So What's in the Talk?

From the Abstract:

There is a saying that those that can’t do, teach. Nothing could be further from the truth. In fact, teaching may be one of the more difficult things you can do as a programmer. Once you start to think about how to explain complex topics to a beginner, you start to realize how far you’ve come and how difficult it is to explain what you know.

In this talk, I will share my experience teaching web development to those that have little to no prior experience. Topics include creating and maintaining a safe learning environment, using real examples to make concepts more concrete, and teaching how to learn and not always how to do.

Besides sharing some of my experiences, I want to touch on the three pillars of teaching.

  • Safety
  • Collaborative Learning
  • Authority

Who is the talk for?


Have you ever had to show a junior developer something?

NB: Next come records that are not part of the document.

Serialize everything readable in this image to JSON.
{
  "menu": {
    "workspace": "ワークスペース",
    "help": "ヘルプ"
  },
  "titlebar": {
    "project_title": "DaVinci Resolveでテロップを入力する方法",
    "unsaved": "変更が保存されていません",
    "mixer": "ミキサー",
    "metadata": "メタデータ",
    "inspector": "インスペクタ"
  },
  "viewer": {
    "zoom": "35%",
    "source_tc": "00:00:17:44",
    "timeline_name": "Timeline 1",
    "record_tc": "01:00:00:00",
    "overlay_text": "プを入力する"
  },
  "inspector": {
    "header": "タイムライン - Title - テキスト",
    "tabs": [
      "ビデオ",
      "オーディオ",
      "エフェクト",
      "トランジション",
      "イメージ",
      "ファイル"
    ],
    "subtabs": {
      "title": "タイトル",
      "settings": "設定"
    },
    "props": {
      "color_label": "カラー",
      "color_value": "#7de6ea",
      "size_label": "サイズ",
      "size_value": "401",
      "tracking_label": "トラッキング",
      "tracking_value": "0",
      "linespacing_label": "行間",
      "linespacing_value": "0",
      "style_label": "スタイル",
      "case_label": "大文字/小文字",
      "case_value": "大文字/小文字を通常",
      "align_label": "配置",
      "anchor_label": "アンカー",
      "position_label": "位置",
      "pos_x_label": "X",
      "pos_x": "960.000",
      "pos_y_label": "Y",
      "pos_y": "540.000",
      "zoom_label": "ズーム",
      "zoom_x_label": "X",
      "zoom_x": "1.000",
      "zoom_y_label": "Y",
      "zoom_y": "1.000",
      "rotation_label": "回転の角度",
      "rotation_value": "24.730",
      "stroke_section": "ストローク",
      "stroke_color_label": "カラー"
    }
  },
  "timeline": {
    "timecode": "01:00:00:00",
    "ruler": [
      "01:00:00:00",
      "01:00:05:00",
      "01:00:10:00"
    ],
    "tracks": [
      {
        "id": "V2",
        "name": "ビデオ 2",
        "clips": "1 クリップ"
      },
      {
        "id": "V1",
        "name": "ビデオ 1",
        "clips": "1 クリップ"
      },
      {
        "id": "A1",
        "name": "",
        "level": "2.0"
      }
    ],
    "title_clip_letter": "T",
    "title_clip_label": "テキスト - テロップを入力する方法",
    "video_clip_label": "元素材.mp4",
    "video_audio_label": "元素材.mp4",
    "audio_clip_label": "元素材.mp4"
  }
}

Maybe you had to explain a design pattern to someone that had no idea design patterns for software development existed. After your initial shock of realizing that a developer doesn't about the GoF, you attempted to explain some of the concepts. Maybe it went fairly well, maybe you were frustrated beyond belief. Either way, this talk is for you. With any luck, after the talk, you will be able to understand a little more what it must be like looking into the giant world or programming, and be able to teach a little better.


There are a lot of workshops and courses from everything like web developer bootcamps to just learning Rails or some other framework. These workshops are a ton of work. If you have ever taught one of them you know the plan gets tossed out by the second lesson.

After this talk, you will have the knowledge necessary to adjust quickly while keeping your main objectives in place.

Even if you know all about how to teach in a technical setting, my hope is that you can pick up one thing. Or at least bring up good points for discussion.

We are all educators

The last point I want to make is this. We are all educators. Every last one of us. The face of education is changing. The Internet allows any person to find an enormous amount of information. Given that information is available, College isn't always the right answer. Some people just want to know how to build a website, or how to make a poster, or how content marketing works. If you know one of these things, you are the teacher. You can educate your peers. And you will learn more than you ever thought you would.

I invite you to teach your peers and help shift education as you know it.

Dont Deploy On A Friday

Should I deploy on a Friday?